Since then, according to critics of President Donald Trump, the country has gone in the opposite direction. In September, the State Department announced that it would accept 18,000 refugees in fiscal year 2020, down from the 110,000 President Barack Obama said should be allowed in during 2016.
In August, Patinkin and his wife, Kathryn, traveled to Jordan with the International Rescue Committee (IRC) to visit two camps filled with 80,000 and 40,000 Syrian refugees, respectively. Patinkin met sisters Aya, 8, and Ala’a, 13, who fled Syria after a car exploded next to their home. The younger one “writes beautiful stories” and wants to be a writer, while the older one wants to be a doctor, he said.
“They are trying to get themselves educated in this difficult circumstance, and they moved me deeply, as does the work of the IRC,” Patinkin said, adding that the organization operates centers that provide legal and financial aid and moral support to women who have been raped and tortured.

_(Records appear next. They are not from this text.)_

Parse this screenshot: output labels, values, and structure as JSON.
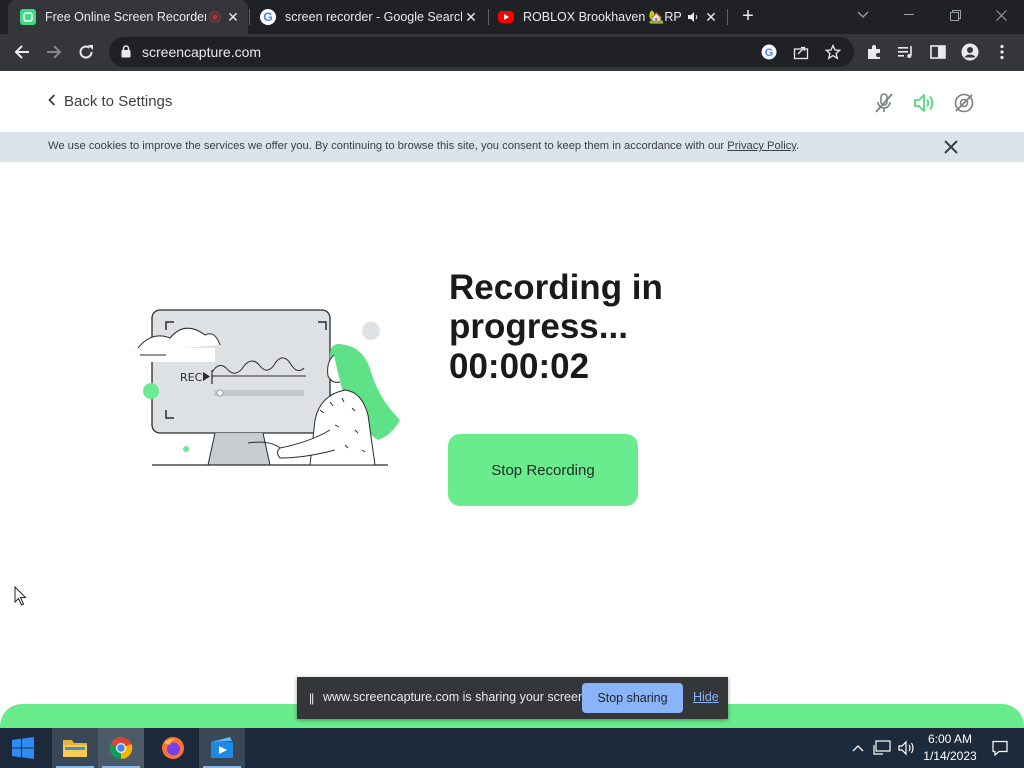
{
  "browser": {
    "tabs": [
      {
        "title": "Free Online Screen Recorder",
        "active": true,
        "favicon": "screencapture-icon",
        "indicator": "recording-dot-icon"
      },
      {
        "title": "screen recorder - Google Search",
        "active": false,
        "favicon": "google-icon"
      },
      {
        "title": "ROBLOX Brookhaven 🏡RP -",
        "active": false,
        "favicon": "youtube-icon",
        "indicator": "audio-playing-icon"
      }
    ],
    "url": "screencapture.com",
    "window_controls": [
      "tab-search",
      "minimize",
      "restore",
      "close"
    ]
  },
  "header": {
    "back_label": "Back to Settings",
    "icons": [
      "mic-off-icon",
      "speaker-on-icon",
      "camera-off-icon"
    ],
    "accent": "#6aeb8d"
  },
  "cookie": {
    "text": "We use cookies to improve the services we offer you. By continuing to browse this site, you consent to keep them in accordance with our",
    "link": "Privacy Policy",
    "end": "."
  },
  "recording": {
    "illustration_label": "REC",
    "title": "Recording in progress...",
    "timer": "00:00:02",
    "stop_label": "Stop Recording"
  },
  "share_notice": {
    "grip": "||",
    "message": "www.screencapture.com is sharing your screen.",
    "stop_label": "Stop sharing",
    "hide_label": "Hide"
  },
  "taskbar": {
    "apps": [
      "file-explorer-icon",
      "chrome-icon",
      "firefox-icon",
      "screen-recorder-app-icon"
    ],
    "time": "6:00 AM",
    "date": "1/14/2023"
  }
}
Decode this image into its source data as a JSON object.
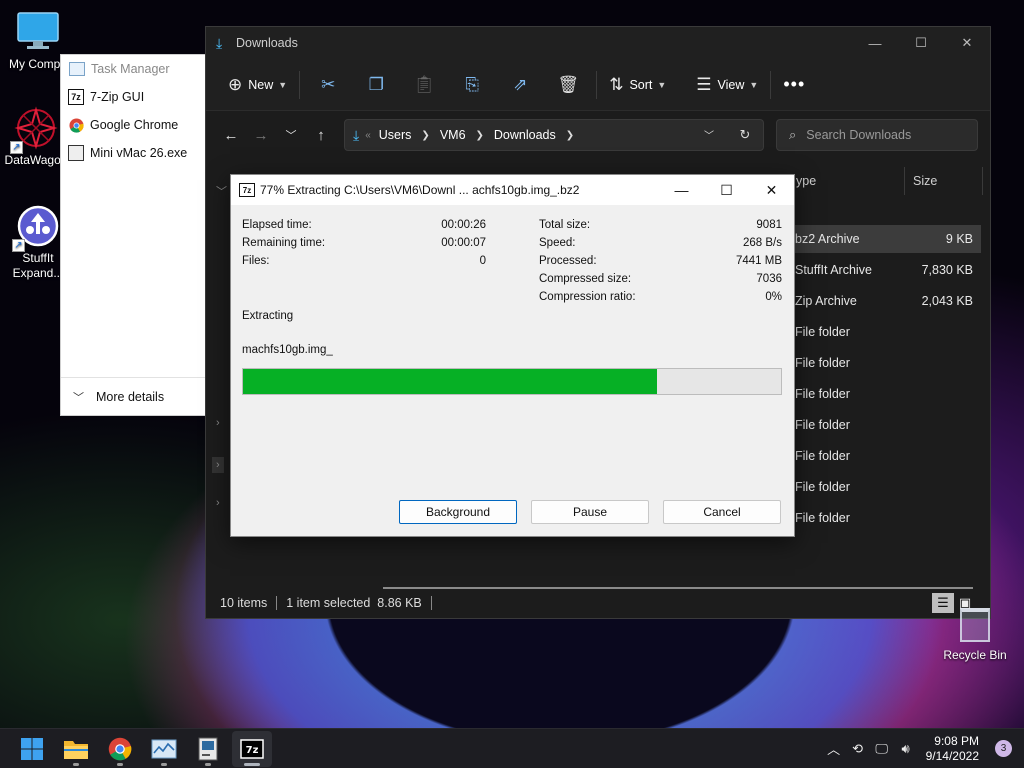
{
  "desktop": {
    "icons": [
      {
        "label": "My Compu",
        "icon": "monitor-icon"
      },
      {
        "label": "DataWagon",
        "icon": "datawagon-icon"
      },
      {
        "label": "StuffIt Expand...",
        "icon": "stuffit-icon"
      }
    ],
    "recycle_bin": "Recycle Bin"
  },
  "task_manager": {
    "title": "Task Manager",
    "items": [
      {
        "label": "7-Zip GUI",
        "icon": "7zip-icon"
      },
      {
        "label": "Google Chrome",
        "icon": "chrome-icon"
      },
      {
        "label": "Mini vMac 26.exe",
        "icon": "minivmac-icon"
      }
    ],
    "more_details": "More details"
  },
  "explorer": {
    "title": "Downloads",
    "toolbar": {
      "new_label": "New",
      "sort_label": "Sort",
      "view_label": "View"
    },
    "address": {
      "crumbs": [
        "Users",
        "VM6",
        "Downloads"
      ],
      "prefix": "«"
    },
    "search_placeholder": "Search Downloads",
    "columns": {
      "type": "ype",
      "size": "Size"
    },
    "rows": [
      {
        "type": "bz2 Archive",
        "size": "9 KB",
        "selected": true
      },
      {
        "type": "StuffIt Archive",
        "size": "7,830 KB"
      },
      {
        "type": "Zip Archive",
        "size": "2,043 KB"
      },
      {
        "type": "File folder",
        "size": ""
      },
      {
        "type": "File folder",
        "size": ""
      },
      {
        "type": "File folder",
        "size": ""
      },
      {
        "type": "File folder",
        "size": ""
      },
      {
        "type": "File folder",
        "size": ""
      },
      {
        "type": "File folder",
        "size": ""
      },
      {
        "type": "File folder",
        "size": ""
      }
    ],
    "status": {
      "count": "10 items",
      "selection": "1 item selected  8.86 KB"
    }
  },
  "dialog": {
    "title": "77% Extracting C:\\Users\\VM6\\Downl ... achfs10gb.img_.bz2",
    "left_stats": [
      {
        "label": "Elapsed time:",
        "value": "00:00:26"
      },
      {
        "label": "Remaining time:",
        "value": "00:00:07"
      },
      {
        "label": "Files:",
        "value": "0"
      }
    ],
    "right_stats": [
      {
        "label": "Total size:",
        "value": "9081"
      },
      {
        "label": "Speed:",
        "value": "268 B/s"
      },
      {
        "label": "Processed:",
        "value": "7441 MB"
      },
      {
        "label": "Compressed size:",
        "value": "7036"
      },
      {
        "label": "Compression ratio:",
        "value": "0%"
      }
    ],
    "operation": "Extracting",
    "current_file": "machfs10gb.img_",
    "progress_fraction": 0.77,
    "progress_color": "#06b025",
    "buttons": {
      "background": "Background",
      "pause": "Pause",
      "cancel": "Cancel"
    }
  },
  "taskbar": {
    "apps": [
      "start-icon",
      "file-explorer-icon",
      "chrome-icon",
      "task-manager-icon",
      "minivmac-icon",
      "7zip-icon"
    ],
    "clock_time": "9:08 PM",
    "clock_date": "9/14/2022",
    "notification_count": "3"
  }
}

Patinkin is urging Americans to support the GRACE (Guaranteed Refugee Admission Ceiling Enhancement) Act introduced by Sen. Ed Markey, D-Mass., which would set an annual refugee admission floor of 95,000.
According to the U.N. Refugee Agency, 70.8 million people fled war, persecution and conflict in 2018, the highest number in almost 70 years.
Of Jews, Patinkin said, “Our ancestors were welcomed here, some a little too late and didn’t make it. It would have been helpful if some were welcomed earlier.”
Patinkin serves as a connection to earlier generations of Jews by singing in Yiddish. In 1998, he recorded the album “Mamaloshen” entirely in Yiddish.
The final track on his most recent album, “Children and Art,” released last month, is titled “Refugees/Song of the Titanic” and features Patinkin singing:
“Oy shtelt aykh for libe Mentsh di Kartine/ Vi Groys Iz Geven Gots Tsorn / Ven File Vaser Iz Arayn in Di Mashinen/ Un die Lektere Iz Farloshn Gevorn.” (“Imagine the scene, dear people/ How great was God’s wrath/ when so much water got into the machines/ and the electricity went off.”)
Why sing in Yiddish, a bygone language? Patinkin says a friend told him, “That’s your job.”
“He meant that I have been given the privilege to be able to sing and that it was my turn to get at the end of the line of a lot of people that have been trying to keep this beautiful language alive after such struggle over so many years.”